[Problem statement] Out of the data below, copy every line with the string "image".

[Material provided]
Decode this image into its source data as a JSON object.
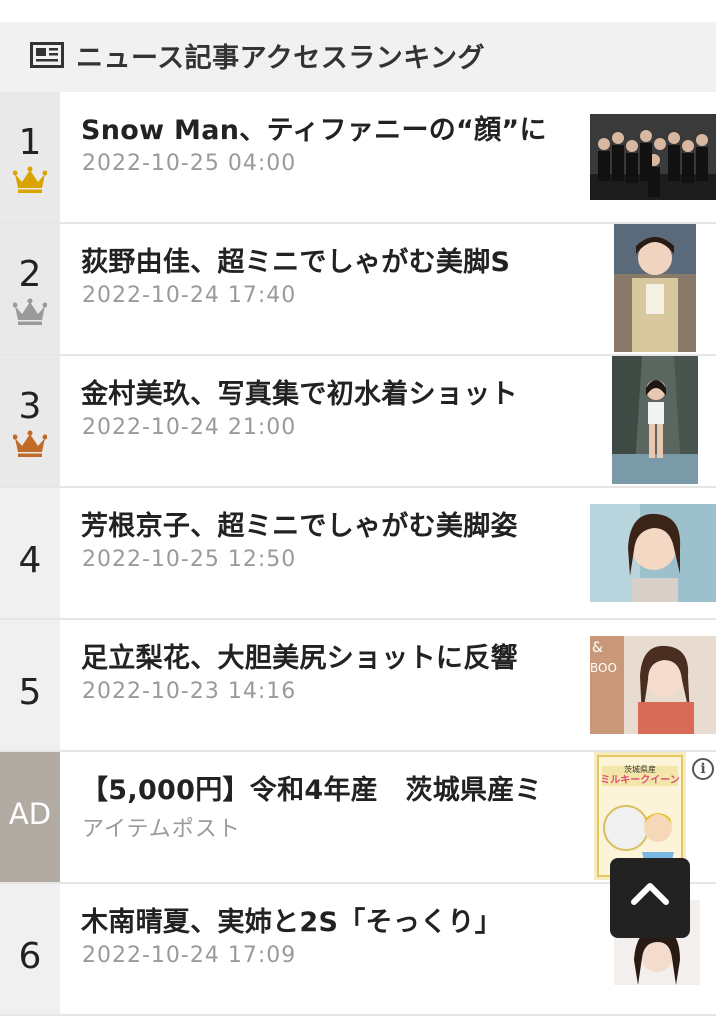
{
  "header": {
    "title": "ニュース記事アクセスランキング",
    "icon": "newspaper-icon"
  },
  "items": [
    {
      "rank": "1",
      "title": "Snow Man、ティファニーの“顔”に",
      "date": "2022-10-25 04:00",
      "crown": "gold",
      "crown_color": "#d9a400"
    },
    {
      "rank": "2",
      "title": "荻野由佳、超ミニでしゃがむ美脚S",
      "date": "2022-10-24 17:40",
      "crown": "silver",
      "crown_color": "#9a9a9a"
    },
    {
      "rank": "3",
      "title": "金村美玖、写真集で初水着ショット",
      "date": "2022-10-24 21:00",
      "crown": "bronze",
      "crown_color": "#c26a28"
    },
    {
      "rank": "4",
      "title": "芳根京子、超ミニでしゃがむ美脚姿",
      "date": "2022-10-25 12:50"
    },
    {
      "rank": "5",
      "title": "足立梨花、大胆美尻ショットに反響",
      "date": "2022-10-23 14:16"
    },
    {
      "rank": "AD",
      "title": "【5,000円】令和4年産　茨城県産ミ",
      "date": "アイテムポスト",
      "ad": true
    },
    {
      "rank": "6",
      "title": "木南晴夏、実姉と2S「そっくり」",
      "date": "2022-10-24 17:09"
    }
  ],
  "ad_info_icon": "i",
  "scroll_top_icon": "chevron-up-icon"
}
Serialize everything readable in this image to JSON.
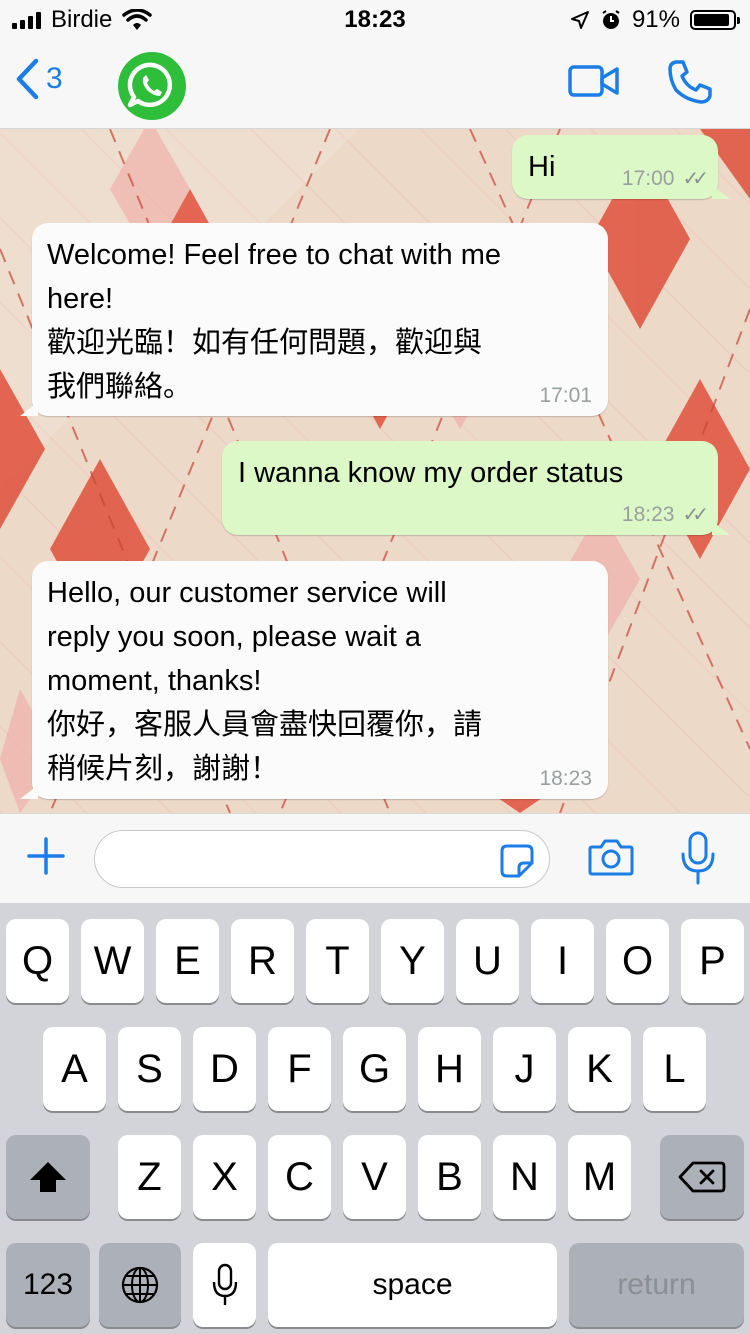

[Exercise result]
Decode this image into its source data as a JSON object.
Serialize everything readable in this image to JSON.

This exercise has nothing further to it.